Even the best games of each generation often have a few flaws. While we may argue passionately about our viewpoint on these flaws it's near-impossible to avoid admitting that they exist unless you want to be labeled as a fan-boy, troll, or some other such by-word that I'm unaware of. These past two generations of hardware have released many of the greatest games I've yet to see. I'd be surprised if there aren't at least a few of you reading this who've ONLY experienced games for the past two generations.
I've been a pretty big proponant of next generation gaming lately and finishing Bioshock Infinite yesterday sort of cemented the idea that I'm ready for it to arrive. Having recently finished both God of War Ascension and Tomb Raider made me realize The Last of Us and GTA5 were the only current generation titles I was interested in playing. It's a relative given that I'll be on-board with the next Playstation system and will be giving the WiiU a shot if or when Nintendo gets around to making games I'm interested in. The new Xbox will have to wow me with some major features or exclusives but that's neither here nor there. What worries me most about the next generation of consoles (and pcs but I'll get there) is that I may not be able to find the time to play.

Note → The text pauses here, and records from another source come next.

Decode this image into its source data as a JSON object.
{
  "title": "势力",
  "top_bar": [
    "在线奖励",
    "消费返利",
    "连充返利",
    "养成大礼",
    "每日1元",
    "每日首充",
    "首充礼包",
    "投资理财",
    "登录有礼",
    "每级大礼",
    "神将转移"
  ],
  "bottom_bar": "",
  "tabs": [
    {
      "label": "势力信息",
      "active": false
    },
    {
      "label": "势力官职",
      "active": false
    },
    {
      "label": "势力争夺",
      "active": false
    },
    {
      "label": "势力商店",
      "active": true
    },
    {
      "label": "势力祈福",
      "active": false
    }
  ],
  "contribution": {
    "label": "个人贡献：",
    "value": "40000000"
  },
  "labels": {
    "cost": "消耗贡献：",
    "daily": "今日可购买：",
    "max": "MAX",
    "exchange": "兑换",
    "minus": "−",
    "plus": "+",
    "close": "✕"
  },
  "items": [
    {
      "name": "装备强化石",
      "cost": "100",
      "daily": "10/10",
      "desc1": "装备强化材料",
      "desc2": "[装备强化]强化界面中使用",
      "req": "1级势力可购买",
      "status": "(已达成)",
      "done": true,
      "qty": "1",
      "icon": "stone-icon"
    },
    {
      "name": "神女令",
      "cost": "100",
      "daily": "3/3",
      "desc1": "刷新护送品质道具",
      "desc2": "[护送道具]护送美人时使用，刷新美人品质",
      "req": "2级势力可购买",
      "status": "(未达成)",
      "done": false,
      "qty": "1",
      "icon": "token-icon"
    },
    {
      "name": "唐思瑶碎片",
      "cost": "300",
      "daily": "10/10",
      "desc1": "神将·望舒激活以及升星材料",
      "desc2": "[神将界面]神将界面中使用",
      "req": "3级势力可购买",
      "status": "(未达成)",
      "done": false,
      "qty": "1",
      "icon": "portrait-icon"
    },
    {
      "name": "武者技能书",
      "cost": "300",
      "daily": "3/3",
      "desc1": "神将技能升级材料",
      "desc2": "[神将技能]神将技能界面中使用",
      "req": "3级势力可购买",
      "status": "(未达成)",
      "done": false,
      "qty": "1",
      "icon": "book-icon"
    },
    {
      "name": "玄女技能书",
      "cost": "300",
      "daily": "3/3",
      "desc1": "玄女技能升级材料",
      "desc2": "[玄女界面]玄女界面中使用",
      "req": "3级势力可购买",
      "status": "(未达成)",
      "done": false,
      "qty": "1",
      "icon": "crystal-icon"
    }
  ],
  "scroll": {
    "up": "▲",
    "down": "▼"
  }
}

So today marks the one-year anniversery of me being a regular blogger here at GIO. This post will be my one hundred and sixteenth in that time-frame with twenty-five herds and six newsletter appearances to my credit. Over the past year I've met quite a few awesome people and have finished more than my fair share of excellent and not-so-much games.
I didn't really enjoy the first Bioshock. Aside from the story the game itself failed somehow to pull me in. That's not to say I didn't slog my way through it to see the eventual conclusion, just that it's definitely not very high up on my re-play list. Having never played the second in the series I was a bit hesitant towards picking up Infinite, but the hype leading up to it's release was enough to sway me.
With the combination of three inter-related pieces of news in the past few months I've started waxing nostalgic about my favorite role-playing series. First it was the highly expected announcement of Final Fantasy 13-3 that got me thinking. I really liked (aside from the story) the original 13 and even though I haven't played 13-2 I welcomed the news for fans who had.
I've had the great pleasure of playing several fantastic games so far this spring. My play-through of Ni No Kuni is nearing completion, I'm tackling Tomb Raider for the second time with more trophies in mind, and I've recently started burning through God of War: Ascension. All of them can easily be described as good games that have very little in common with each other.
It's pretty rare that a modern game releases without some nods to similar past titles. Gaming has grown up over the years in ways not unlike the movie and music industries. When was the last time a new band or movie came out where it wasn't compared to others that came before? I can't remember one and I'd be willing to bet many of you can't either.
Only three days remain for you to contribute to a project that has the potential to revolutionize strategy gaming as we know it. Jon Shafer's At the Gates has more than doubled its modest Kickstarter goal and all but one of the team's stretch goals have been met! Along with releasing on PC, they've recently announced that it'll be available on the same day for Linux and Mac users and shortly thereafter an Ios version will be released as well. The more the merrier I say, but let's see if we can help them get to their final goal before the window for funding ends!